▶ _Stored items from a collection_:
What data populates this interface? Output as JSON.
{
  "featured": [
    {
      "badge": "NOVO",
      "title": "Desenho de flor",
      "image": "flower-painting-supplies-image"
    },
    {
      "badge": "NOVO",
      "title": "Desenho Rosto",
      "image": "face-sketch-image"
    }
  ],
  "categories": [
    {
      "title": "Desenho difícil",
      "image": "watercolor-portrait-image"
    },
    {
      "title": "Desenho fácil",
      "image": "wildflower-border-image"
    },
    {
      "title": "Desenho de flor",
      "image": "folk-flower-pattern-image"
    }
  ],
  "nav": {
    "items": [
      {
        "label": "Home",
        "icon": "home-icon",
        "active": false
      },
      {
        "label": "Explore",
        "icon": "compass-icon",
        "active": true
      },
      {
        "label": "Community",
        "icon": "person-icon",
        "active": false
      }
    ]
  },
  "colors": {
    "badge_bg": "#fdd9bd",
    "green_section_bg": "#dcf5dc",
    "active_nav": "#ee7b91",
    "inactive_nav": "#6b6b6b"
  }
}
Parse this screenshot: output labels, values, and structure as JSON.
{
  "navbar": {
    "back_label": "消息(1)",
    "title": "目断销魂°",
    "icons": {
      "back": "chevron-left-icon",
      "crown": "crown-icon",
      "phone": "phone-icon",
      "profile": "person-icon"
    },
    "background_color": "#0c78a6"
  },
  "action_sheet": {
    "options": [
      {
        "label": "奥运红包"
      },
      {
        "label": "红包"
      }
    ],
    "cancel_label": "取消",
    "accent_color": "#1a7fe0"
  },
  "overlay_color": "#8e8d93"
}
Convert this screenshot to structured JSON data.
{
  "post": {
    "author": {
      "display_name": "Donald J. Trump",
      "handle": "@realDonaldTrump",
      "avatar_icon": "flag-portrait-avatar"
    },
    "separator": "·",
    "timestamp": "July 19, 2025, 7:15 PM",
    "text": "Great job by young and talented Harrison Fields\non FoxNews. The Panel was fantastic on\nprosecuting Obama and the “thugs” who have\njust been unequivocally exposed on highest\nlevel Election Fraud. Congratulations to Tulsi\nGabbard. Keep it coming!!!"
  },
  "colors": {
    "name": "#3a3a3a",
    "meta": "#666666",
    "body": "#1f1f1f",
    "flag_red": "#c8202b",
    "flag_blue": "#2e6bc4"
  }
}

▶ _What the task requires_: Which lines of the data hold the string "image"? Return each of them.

▶ _Solution to the problem_:
      "image": "flower-painting-supplies-image"
      "image": "face-sketch-image"
      "image": "watercolor-portrait-image"
      "image": "wildflower-border-image"
      "image": "folk-flower-pattern-image"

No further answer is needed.